The Canyon Lake CDP includes a number of small, unincorporated communities surrounding Canyon Lake, including Sattler, Startzville, Canyon City, Cranes Mill, and Hancock. Communities located on the fringes of the CDP are Fischer, Spring Branch, and Smithson Valley.
Canyon Lake Gorge
On October 7, 2007, the Guadalupe-Blanco River Authority opened the 64-acre (260,000 m2) Canyon Lake Gorge, under a lease from the Army Corps of Engineers, with limited public tours. The 3-hour tours are booked 6 months in advance.
In the early part of the 20th century, the lower Guadalupe River Basin below the current location of Canyon Lake had been especially subject to serious flooding. Due to the need to lower the flooding issues, Congress authorized the construction of Canyon Lake Dam. The dam and lake was to serve two purposes: flood control and water conservation.
Construction of Canyon Dam began in 1958 on mile 303 of the Guadalupe River.
The dam was finish in 1964 and water impoundment began. The lake was dedicated in 1966. The lake filled to conservation pool level by 1968.
Canyon Lake celebrate its Silver Anniversary (25 years) in July of 1991. The lake will turn 50 in 2016.
Canyon Dam controls floods originating on the 1,432 square miles of drainage above the dam. Flood protection is provided to 157,250 acres of land downstream from the dam.
The high canyons of the upper Guadalupe have a channel capacity of 40,000-50,000 cubic feet per second. The channel on the lower Guadalupe River has a capacity of only 13,000-30,000 cubic feet per second. Thus the cause of prior flood events before the dam construction.
To date, it has been estimated that millions of dollars in flood damage has been averted from several major flood events in the area.
The construction of Canyon Dam on the edge of the Balcones Escarpment has been very effective in protecting the lower Guadalupe River Basin. One example of this came in August 1978. Within two days’ time, 40 inches of rain fell on the upper Guadalupe River. The river flowed into the lake at 115,000 cubic feet per second causing the lake to rise 21.6 feet above the conservation pool level of 909.0 feet above mean sea level. It was estimated that 24 million dollars of downstream damage was averted due to the flood protection of Canyon Dam.

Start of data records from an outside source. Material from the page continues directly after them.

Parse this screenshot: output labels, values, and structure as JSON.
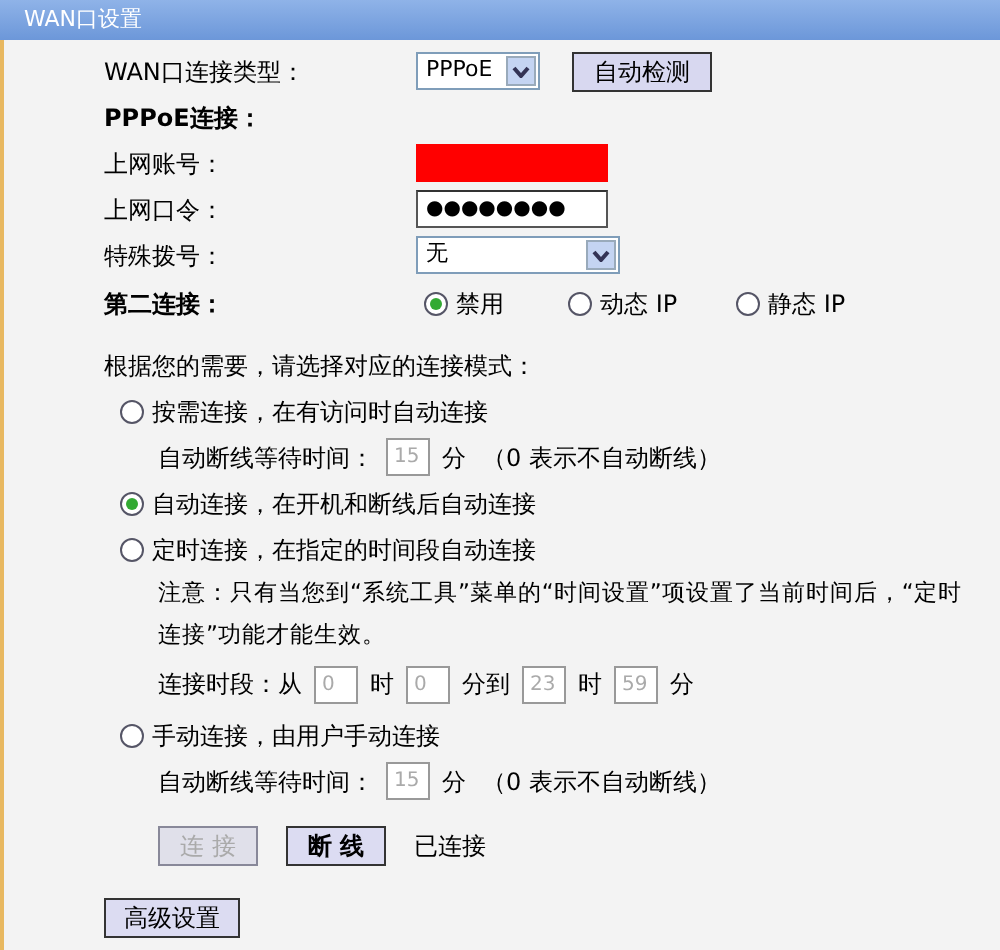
{
  "window": {
    "title": "WAN口设置"
  },
  "connection_type": {
    "label": "WAN口连接类型：",
    "value": "PPPoE",
    "button": "自动检测"
  },
  "pppoe": {
    "heading": "PPPoE连接：",
    "account": {
      "label": "上网账号：",
      "redacted": true
    },
    "password": {
      "label": "上网口令：",
      "value": "●●●●●●●●"
    },
    "dial": {
      "label": "特殊拨号：",
      "value": "无"
    }
  },
  "second_connection": {
    "label": "第二连接：",
    "options": [
      {
        "label": "禁用",
        "selected": true
      },
      {
        "label": "动态 IP",
        "selected": false
      },
      {
        "label": "静态 IP",
        "selected": false
      }
    ]
  },
  "modes_prompt": "根据您的需要，请选择对应的连接模式：",
  "modes": [
    {
      "label": "按需连接，在有访问时自动连接",
      "selected": false,
      "details": [
        {
          "kind": "timeout",
          "label": "自动断线等待时间：",
          "value": "15",
          "unit": "分",
          "note": "（0 表示不自动断线）",
          "disabled": true
        }
      ]
    },
    {
      "label": "自动连接，在开机和断线后自动连接",
      "selected": true
    },
    {
      "label": "定时连接，在指定的时间段自动连接",
      "selected": false,
      "details": [
        {
          "kind": "note",
          "text": "注意：只有当您到“系统工具”菜单的“时间设置”项设置了当前时间后，“定时连接”功能才能生效。"
        },
        {
          "kind": "schedule",
          "parts": [
            {
              "kind": "text",
              "text": "连接时段：从"
            },
            {
              "kind": "field",
              "value": "0",
              "disabled": true
            },
            {
              "kind": "text",
              "text": "时"
            },
            {
              "kind": "field",
              "value": "0",
              "disabled": true
            },
            {
              "kind": "text",
              "text": "分到"
            },
            {
              "kind": "field",
              "value": "23",
              "disabled": true
            },
            {
              "kind": "text",
              "text": "时"
            },
            {
              "kind": "field",
              "value": "59",
              "disabled": true
            },
            {
              "kind": "text",
              "text": "分"
            }
          ]
        }
      ]
    },
    {
      "label": "手动连接，由用户手动连接",
      "selected": false,
      "details": [
        {
          "kind": "timeout",
          "label": "自动断线等待时间：",
          "value": "15",
          "unit": "分",
          "note": "（0 表示不自动断线）",
          "disabled": true
        }
      ]
    }
  ],
  "actions": [
    {
      "label": "连 接",
      "disabled": true
    },
    {
      "label": "断 线",
      "disabled": false
    }
  ],
  "status": "已连接",
  "advanced_button": "高级设置"
}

The major flood event of record was in 2002 when the lake overflowed the spillway for the first time in the history of Canyon Lake. The highest recorded elevation was 950.32 ft msl. It is estimated that about two times the lakes volume in water went over the spillway in a very short time. There was still flooding down stream, but because the dam exists, the flooding was not worse. Without the dam, every city between Canyon Lake and the Guld of Mexico would have had severe flooding damage.
At conservation pool level Canyon Lake has a capacity of 382,000 acre-feet. It has a surface area of 8,230 acres and 80 miles of shoreline. At flood control pool level of 943 ft-msl, the lake has an additional capacity of 346,000 acre-feet making total storage 728,400 acre-feet.
The Guadalupe-Blanco River Authority (GBRA) is the local agency with rights to the water in the conservation pool of the lake. The Authority contributed to the construction costs and currently pays the U.S. Government annually for the portion of operation and maintenance costs attributed to the conservation pool water. The water is used to operate several small hydroelectric plants downstream from New Braunfels. It is also used by the GBRA for municipal water supply, irrigation, and industrial uses. GBRA began construction of a hydroelectric facility at Canyon Dam in August 1987; it was first put into service in February 1989.
Here is a list of some of the flood events since the construction and impoundment at Canyon Dam.